*** Opening Provided material ***
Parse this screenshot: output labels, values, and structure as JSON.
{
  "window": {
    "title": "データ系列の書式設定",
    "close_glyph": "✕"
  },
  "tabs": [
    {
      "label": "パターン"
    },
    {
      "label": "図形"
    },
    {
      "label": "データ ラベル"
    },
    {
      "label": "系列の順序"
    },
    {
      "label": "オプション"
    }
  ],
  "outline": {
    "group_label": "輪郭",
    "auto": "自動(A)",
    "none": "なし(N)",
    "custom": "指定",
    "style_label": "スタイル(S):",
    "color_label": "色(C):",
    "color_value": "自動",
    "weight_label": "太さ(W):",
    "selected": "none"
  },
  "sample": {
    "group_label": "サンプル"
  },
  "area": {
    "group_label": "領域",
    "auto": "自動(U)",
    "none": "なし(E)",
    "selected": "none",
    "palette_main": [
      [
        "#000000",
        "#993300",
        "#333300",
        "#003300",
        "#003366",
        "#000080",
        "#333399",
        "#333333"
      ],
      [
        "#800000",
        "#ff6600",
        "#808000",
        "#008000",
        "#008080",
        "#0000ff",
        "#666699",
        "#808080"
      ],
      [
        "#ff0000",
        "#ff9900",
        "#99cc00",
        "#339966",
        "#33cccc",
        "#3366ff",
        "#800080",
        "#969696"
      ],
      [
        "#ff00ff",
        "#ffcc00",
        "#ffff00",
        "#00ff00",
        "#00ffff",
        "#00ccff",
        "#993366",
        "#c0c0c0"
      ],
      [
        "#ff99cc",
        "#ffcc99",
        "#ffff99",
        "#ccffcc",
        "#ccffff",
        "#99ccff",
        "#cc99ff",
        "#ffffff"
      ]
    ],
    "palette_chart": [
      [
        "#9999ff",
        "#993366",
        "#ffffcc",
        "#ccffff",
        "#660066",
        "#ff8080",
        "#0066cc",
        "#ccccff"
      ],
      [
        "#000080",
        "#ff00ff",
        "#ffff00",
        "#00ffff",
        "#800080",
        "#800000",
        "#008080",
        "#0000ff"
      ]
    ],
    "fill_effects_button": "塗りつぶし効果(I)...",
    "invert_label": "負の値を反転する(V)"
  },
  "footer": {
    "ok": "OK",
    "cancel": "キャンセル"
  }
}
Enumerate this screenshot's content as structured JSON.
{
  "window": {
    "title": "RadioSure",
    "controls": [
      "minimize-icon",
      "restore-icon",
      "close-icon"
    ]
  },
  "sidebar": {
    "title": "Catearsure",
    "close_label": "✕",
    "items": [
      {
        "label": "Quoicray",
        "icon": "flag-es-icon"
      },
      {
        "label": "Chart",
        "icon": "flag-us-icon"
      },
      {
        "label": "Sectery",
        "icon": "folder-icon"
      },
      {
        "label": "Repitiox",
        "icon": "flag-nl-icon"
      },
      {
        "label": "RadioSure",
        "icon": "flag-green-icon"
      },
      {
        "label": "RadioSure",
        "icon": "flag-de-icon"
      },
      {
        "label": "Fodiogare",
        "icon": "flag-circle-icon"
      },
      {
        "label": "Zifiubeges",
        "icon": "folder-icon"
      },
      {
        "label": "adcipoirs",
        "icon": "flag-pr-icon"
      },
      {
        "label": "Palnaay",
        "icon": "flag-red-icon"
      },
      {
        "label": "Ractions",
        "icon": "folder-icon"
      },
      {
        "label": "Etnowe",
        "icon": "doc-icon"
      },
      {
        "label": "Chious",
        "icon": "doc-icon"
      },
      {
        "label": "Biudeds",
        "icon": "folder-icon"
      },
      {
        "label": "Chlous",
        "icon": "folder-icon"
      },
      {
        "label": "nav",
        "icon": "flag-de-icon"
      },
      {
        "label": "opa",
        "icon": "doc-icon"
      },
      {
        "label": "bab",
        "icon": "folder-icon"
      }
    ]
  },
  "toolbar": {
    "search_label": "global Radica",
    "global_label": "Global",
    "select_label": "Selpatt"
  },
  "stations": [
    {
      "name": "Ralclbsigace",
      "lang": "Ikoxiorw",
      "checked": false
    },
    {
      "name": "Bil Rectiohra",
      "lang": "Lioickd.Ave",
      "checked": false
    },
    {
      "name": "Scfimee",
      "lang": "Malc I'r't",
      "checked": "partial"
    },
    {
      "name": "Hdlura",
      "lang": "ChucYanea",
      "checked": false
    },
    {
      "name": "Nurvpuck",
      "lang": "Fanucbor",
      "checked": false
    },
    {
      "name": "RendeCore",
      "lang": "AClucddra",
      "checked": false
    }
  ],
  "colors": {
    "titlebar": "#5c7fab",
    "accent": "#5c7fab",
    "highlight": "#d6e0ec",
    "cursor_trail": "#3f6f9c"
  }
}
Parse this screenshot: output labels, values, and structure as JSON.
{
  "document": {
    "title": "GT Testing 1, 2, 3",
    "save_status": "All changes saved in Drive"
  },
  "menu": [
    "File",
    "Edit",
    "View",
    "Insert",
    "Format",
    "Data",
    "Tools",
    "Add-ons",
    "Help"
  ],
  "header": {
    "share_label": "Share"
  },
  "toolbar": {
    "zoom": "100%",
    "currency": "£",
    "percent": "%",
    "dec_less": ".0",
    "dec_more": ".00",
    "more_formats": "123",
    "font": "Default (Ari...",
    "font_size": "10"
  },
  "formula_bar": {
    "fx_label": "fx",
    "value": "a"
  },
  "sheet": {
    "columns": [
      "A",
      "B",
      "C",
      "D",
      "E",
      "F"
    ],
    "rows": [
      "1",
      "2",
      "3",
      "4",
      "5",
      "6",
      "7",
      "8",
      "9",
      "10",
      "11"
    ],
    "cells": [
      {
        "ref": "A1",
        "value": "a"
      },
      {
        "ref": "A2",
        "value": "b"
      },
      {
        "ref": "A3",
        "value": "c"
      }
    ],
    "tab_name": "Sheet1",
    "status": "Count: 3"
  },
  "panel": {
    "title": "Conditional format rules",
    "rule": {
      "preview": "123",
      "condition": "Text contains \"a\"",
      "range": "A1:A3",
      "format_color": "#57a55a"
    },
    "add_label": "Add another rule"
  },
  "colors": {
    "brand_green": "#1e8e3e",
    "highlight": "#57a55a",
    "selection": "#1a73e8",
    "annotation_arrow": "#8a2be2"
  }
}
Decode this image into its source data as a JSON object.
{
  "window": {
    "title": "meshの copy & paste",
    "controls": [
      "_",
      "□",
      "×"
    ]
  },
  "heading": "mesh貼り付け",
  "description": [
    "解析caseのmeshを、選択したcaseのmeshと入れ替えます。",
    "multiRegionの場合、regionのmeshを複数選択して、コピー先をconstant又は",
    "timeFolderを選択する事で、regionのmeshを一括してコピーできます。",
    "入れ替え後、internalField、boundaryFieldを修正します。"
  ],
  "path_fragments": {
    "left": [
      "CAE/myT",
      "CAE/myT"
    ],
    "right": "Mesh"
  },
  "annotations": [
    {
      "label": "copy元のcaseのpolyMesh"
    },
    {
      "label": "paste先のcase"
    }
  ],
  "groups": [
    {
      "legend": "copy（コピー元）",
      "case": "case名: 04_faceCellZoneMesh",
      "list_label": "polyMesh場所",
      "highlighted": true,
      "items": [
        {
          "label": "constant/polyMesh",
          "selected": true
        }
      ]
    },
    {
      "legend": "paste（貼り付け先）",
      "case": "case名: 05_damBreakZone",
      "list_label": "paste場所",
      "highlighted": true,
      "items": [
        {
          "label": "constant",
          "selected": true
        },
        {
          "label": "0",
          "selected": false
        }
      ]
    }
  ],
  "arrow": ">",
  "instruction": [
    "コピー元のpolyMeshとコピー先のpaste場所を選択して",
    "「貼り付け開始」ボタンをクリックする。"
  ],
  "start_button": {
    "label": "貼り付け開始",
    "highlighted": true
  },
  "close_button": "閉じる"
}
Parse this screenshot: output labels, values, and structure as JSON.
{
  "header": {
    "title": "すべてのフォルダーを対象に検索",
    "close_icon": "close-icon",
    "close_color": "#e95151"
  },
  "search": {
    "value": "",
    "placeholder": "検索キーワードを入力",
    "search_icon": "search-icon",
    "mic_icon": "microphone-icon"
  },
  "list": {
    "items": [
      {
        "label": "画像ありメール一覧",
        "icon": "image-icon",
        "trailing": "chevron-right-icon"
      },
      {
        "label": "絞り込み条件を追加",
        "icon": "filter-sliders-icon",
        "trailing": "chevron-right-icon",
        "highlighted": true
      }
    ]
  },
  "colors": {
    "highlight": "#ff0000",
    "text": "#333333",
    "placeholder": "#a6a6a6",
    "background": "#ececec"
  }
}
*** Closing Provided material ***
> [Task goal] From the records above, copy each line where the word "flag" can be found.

> [Answer section]
        "icon": "flag-es-icon"
        "icon": "flag-us-icon"
        "icon": "flag-nl-icon"
        "icon": "flag-green-icon"
        "icon": "flag-de-icon"
        "icon": "flag-circle-icon"
        "icon": "flag-pr-icon"
        "icon": "flag-red-icon"
        "icon": "flag-de-icon"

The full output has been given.